### WHAT YOU WILL DO
Render every entry verbatim.

### EXERCISE MATERIALS

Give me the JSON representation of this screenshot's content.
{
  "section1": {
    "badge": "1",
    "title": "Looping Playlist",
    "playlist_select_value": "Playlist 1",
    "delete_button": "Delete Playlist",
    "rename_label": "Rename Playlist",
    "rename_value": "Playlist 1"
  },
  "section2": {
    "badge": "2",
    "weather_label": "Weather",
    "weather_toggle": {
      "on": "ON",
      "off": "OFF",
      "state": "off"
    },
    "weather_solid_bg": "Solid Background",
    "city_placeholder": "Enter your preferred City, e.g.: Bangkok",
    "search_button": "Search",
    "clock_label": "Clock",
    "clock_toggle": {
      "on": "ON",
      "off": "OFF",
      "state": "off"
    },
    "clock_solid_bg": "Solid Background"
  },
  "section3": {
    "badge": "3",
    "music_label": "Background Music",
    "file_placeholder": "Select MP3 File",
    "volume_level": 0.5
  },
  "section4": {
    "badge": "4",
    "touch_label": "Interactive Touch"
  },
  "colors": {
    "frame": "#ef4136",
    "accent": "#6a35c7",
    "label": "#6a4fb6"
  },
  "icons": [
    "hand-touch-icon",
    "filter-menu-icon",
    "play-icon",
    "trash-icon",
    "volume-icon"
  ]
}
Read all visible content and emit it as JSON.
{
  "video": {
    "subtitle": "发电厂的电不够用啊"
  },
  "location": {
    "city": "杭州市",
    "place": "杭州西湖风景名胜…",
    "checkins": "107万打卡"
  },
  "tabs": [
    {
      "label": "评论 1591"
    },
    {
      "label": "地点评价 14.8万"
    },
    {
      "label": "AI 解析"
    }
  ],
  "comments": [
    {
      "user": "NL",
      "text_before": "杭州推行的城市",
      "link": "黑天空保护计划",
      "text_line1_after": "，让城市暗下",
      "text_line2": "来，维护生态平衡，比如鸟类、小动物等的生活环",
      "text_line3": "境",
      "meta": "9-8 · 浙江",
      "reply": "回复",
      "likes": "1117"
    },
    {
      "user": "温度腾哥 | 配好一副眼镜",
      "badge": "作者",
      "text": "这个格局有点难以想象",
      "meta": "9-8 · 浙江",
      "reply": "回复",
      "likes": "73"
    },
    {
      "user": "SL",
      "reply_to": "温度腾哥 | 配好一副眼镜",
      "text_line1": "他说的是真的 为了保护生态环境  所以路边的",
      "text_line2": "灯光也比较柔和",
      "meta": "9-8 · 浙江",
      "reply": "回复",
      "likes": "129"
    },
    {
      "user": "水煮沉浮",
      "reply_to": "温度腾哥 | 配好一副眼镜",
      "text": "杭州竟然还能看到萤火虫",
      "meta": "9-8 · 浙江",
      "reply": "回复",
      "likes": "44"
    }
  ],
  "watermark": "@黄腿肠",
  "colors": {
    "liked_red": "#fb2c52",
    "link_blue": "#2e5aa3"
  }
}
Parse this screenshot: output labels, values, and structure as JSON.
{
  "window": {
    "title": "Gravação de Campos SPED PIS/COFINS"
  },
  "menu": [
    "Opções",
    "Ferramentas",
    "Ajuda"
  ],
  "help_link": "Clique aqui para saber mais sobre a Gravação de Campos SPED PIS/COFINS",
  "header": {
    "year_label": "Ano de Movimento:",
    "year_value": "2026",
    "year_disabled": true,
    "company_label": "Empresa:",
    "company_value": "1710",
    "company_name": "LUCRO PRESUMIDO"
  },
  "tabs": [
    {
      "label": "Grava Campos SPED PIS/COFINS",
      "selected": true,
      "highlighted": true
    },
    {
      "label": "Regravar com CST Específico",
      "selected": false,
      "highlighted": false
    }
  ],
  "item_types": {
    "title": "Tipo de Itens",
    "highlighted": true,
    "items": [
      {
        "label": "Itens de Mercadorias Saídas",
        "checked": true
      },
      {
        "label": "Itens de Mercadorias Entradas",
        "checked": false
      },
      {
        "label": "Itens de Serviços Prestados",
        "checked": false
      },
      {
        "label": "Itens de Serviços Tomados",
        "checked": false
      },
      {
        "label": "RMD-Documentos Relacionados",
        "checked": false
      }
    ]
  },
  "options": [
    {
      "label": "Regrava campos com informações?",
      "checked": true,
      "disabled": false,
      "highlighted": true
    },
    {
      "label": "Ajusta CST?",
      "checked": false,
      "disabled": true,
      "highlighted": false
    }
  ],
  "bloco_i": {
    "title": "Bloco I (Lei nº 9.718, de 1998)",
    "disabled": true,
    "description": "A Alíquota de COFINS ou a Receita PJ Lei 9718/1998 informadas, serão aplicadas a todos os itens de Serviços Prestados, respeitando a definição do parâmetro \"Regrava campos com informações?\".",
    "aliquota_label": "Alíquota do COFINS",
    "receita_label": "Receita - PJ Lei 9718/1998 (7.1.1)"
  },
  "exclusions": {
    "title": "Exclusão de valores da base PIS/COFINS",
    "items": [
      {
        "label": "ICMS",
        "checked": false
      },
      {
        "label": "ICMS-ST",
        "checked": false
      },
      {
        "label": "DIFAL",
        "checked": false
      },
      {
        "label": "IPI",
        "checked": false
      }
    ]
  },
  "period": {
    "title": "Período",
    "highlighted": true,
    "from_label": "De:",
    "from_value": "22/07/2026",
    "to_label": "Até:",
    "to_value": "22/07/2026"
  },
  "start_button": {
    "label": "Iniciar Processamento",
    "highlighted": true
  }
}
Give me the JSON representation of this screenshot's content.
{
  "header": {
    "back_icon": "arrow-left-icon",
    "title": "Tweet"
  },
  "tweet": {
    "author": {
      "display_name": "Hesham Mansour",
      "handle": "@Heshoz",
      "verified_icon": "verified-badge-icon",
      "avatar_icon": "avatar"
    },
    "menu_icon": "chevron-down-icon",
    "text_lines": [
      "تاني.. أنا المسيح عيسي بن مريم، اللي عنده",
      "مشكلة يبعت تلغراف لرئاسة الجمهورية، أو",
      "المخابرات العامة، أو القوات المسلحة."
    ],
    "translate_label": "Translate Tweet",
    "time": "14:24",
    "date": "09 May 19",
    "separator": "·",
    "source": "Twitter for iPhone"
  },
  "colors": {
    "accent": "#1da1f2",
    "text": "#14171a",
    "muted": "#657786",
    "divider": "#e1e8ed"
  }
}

### RESPONSE BELOW
Give me the JSON representation of this screenshot's content.
{
  "section1": {
    "badge": "1",
    "title": "Looping Playlist",
    "playlist_select_value": "Playlist 1",
    "delete_button": "Delete Playlist",
    "rename_label": "Rename Playlist",
    "rename_value": "Playlist 1"
  },
  "section2": {
    "badge": "2",
    "weather_label": "Weather",
    "weather_toggle": {
      "on": "ON",
      "off": "OFF",
      "state": "off"
    },
    "weather_solid_bg": "Solid Background",
    "city_placeholder": "Enter your preferred City, e.g.: Bangkok",
    "search_button": "Search",
    "clock_label": "Clock",
    "clock_toggle": {
      "on": "ON",
      "off": "OFF",
      "state": "off"
    },
    "clock_solid_bg": "Solid Background"
  },
  "section3": {
    "badge": "3",
    "music_label": "Background Music",
    "file_placeholder": "Select MP3 File",
    "volume_level": 0.5
  },
  "section4": {
    "badge": "4",
    "touch_label": "Interactive Touch"
  },
  "colors": {
    "frame": "#ef4136",
    "accent": "#6a35c7",
    "label": "#6a4fb6"
  },
  "icons": [
    "hand-touch-icon",
    "filter-menu-icon",
    "play-icon",
    "trash-icon",
    "volume-icon"
  ]
}
Read all visible content and emit it as JSON.
{
  "video": {
    "subtitle": "发电厂的电不够用啊"
  },
  "location": {
    "city": "杭州市",
    "place": "杭州西湖风景名胜…",
    "checkins": "107万打卡"
  },
  "tabs": [
    {
      "label": "评论 1591"
    },
    {
      "label": "地点评价 14.8万"
    },
    {
      "label": "AI 解析"
    }
  ],
  "comments": [
    {
      "user": "NL",
      "text_before": "杭州推行的城市",
      "link": "黑天空保护计划",
      "text_line1_after": "，让城市暗下",
      "text_line2": "来，维护生态平衡，比如鸟类、小动物等的生活环",
      "text_line3": "境",
      "meta": "9-8 · 浙江",
      "reply": "回复",
      "likes": "1117"
    },
    {
      "user": "温度腾哥 | 配好一副眼镜",
      "badge": "作者",
      "text": "这个格局有点难以想象",
      "meta": "9-8 · 浙江",
      "reply": "回复",
      "likes": "73"
    },
    {
      "user": "SL",
      "reply_to": "温度腾哥 | 配好一副眼镜",
      "text_line1": "他说的是真的 为了保护生态环境  所以路边的",
      "text_line2": "灯光也比较柔和",
      "meta": "9-8 · 浙江",
      "reply": "回复",
      "likes": "129"
    },
    {
      "user": "水煮沉浮",
      "reply_to": "温度腾哥 | 配好一副眼镜",
      "text": "杭州竟然还能看到萤火虫",
      "meta": "9-8 · 浙江",
      "reply": "回复",
      "likes": "44"
    }
  ],
  "watermark": "@黄腿肠",
  "colors": {
    "liked_red": "#fb2c52",
    "link_blue": "#2e5aa3"
  }
}
Parse this screenshot: output labels, values, and structure as JSON.
{
  "window": {
    "title": "Gravação de Campos SPED PIS/COFINS"
  },
  "menu": [
    "Opções",
    "Ferramentas",
    "Ajuda"
  ],
  "help_link": "Clique aqui para saber mais sobre a Gravação de Campos SPED PIS/COFINS",
  "header": {
    "year_label": "Ano de Movimento:",
    "year_value": "2026",
    "year_disabled": true,
    "company_label": "Empresa:",
    "company_value": "1710",
    "company_name": "LUCRO PRESUMIDO"
  },
  "tabs": [
    {
      "label": "Grava Campos SPED PIS/COFINS",
      "selected": true,
      "highlighted": true
    },
    {
      "label": "Regravar com CST Específico",
      "selected": false,
      "highlighted": false
    }
  ],
  "item_types": {
    "title": "Tipo de Itens",
    "highlighted": true,
    "items": [
      {
        "label": "Itens de Mercadorias Saídas",
        "checked": true
      },
      {
        "label": "Itens de Mercadorias Entradas",
        "checked": false
      },
      {
        "label": "Itens de Serviços Prestados",
        "checked": false
      },
      {
        "label": "Itens de Serviços Tomados",
        "checked": false
      },
      {
        "label": "RMD-Documentos Relacionados",
        "checked": false
      }
    ]
  },
  "options": [
    {
      "label": "Regrava campos com informações?",
      "checked": true,
      "disabled": false,
      "highlighted": true
    },
    {
      "label": "Ajusta CST?",
      "checked": false,
      "disabled": true,
      "highlighted": false
    }
  ],
  "bloco_i": {
    "title": "Bloco I (Lei nº 9.718, de 1998)",
    "disabled": true,
    "description": "A Alíquota de COFINS ou a Receita PJ Lei 9718/1998 informadas, serão aplicadas a todos os itens de Serviços Prestados, respeitando a definição do parâmetro \"Regrava campos com informações?\".",
    "aliquota_label": "Alíquota do COFINS",
    "receita_label": "Receita - PJ Lei 9718/1998 (7.1.1)"
  },
  "exclusions": {
    "title": "Exclusão de valores da base PIS/COFINS",
    "items": [
      {
        "label": "ICMS",
        "checked": false
      },
      {
        "label": "ICMS-ST",
        "checked": false
      },
      {
        "label": "DIFAL",
        "checked": false
      },
      {
        "label": "IPI",
        "checked": false
      }
    ]
  },
  "period": {
    "title": "Período",
    "highlighted": true,
    "from_label": "De:",
    "from_value": "22/07/2026",
    "to_label": "Até:",
    "to_value": "22/07/2026"
  },
  "start_button": {
    "label": "Iniciar Processamento",
    "highlighted": true
  }
}
Give me the JSON representation of this screenshot's content.
{
  "header": {
    "back_icon": "arrow-left-icon",
    "title": "Tweet"
  },
  "tweet": {
    "author": {
      "display_name": "Hesham Mansour",
      "handle": "@Heshoz",
      "verified_icon": "verified-badge-icon",
      "avatar_icon": "avatar"
    },
    "menu_icon": "chevron-down-icon",
    "text_lines": [
      "تاني.. أنا المسيح عيسي بن مريم، اللي عنده",
      "مشكلة يبعت تلغراف لرئاسة الجمهورية، أو",
      "المخابرات العامة، أو القوات المسلحة."
    ],
    "translate_label": "Translate Tweet",
    "time": "14:24",
    "date": "09 May 19",
    "separator": "·",
    "source": "Twitter for iPhone"
  },
  "colors": {
    "accent": "#1da1f2",
    "text": "#14171a",
    "muted": "#657786",
    "divider": "#e1e8ed"
  }
}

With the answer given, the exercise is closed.